Hymowitz: So, I'll just hammer away at that education piece because I think it's so important. We have a lot of evidence that boys are falling behind in school even as they get there. They arrive and their language skills aren't as strong as girls, their small motor skills; girls are very good students and they sit still and they do their work and the boys, it's just very different for them. I think we really--I'm not going to go so far as to say we need to think about single sex schools, though we probably should. But I would say that there has to be more attention paid to the needs of boys, particularly boys who are not getting, at home, the kind of very verbal very mission-oriented parenting that our kids are getting.
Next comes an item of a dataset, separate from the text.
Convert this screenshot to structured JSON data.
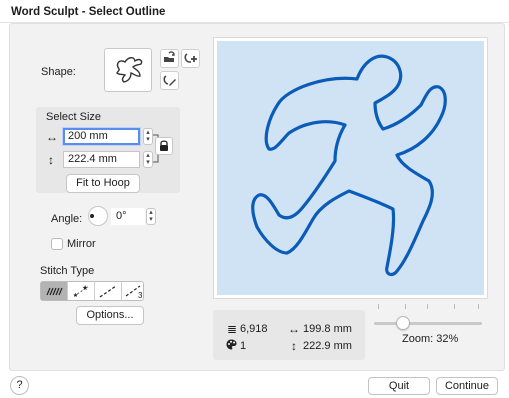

So, you need schools that also are going to provide the kind of structure and discipline that a lot of boys are not getting at home. The other thing I've noticed in the really good schools that I've been to; a sense of hope--you can be something. When I did an article a couple of months ago on vocational school, trade school, outside Philadelphia that was a big cause of the success of the kids. They felt like wow i can actually be something that would bring in these guys who started companies. Who were carpenters who started companies and the kids were like "me? I could do that?" That kind of thing really changes your mindset. It makes you have an idea that really, not just that you fit in, but that you can actually do something worthwhile.
Winship: Absolutely! I think we're running out of time. I did want to mention and encourage our listeners to check out, as well, a study that Brad referenced in his testimony by the famous Raj Chetty who has this really interesting finding about the importance of being in a community where there are a lot of married couples rather than single parent families. It's such a neat finding that, I'm probably going to get this wrong, but he essentially find that if you're an African-American boy living in a neighborhood with more married black fathers, your mobility is better. That's not true if you're an African-American girl or if you're a white boy, so it's this sort of finding that's so specific and it makes such sense in the ways we think; that communities are important for kids, that's a really important point as well. Sadly, my producers are giving me the hook. So we're going to have to close. Thank you Kay and Brad, I know it's exhausting to testify and then come to do a little bit of a wind-down. Hopefully it's the best part of your day.
Hymowtiz: (Laughter) Absolutely.
Winship: Thanks for joining us! We'll be back after our next hearing. Until then, you can follow our work at jec.senate.gov/republicans also subscribe to this podcast on Apple podcasts or wherever you're listening today and be sure to rate this episode and leave us a review. This is Scott Winship, Executive Director of the Joint Economic Committee, thanks for joining us, stay classy!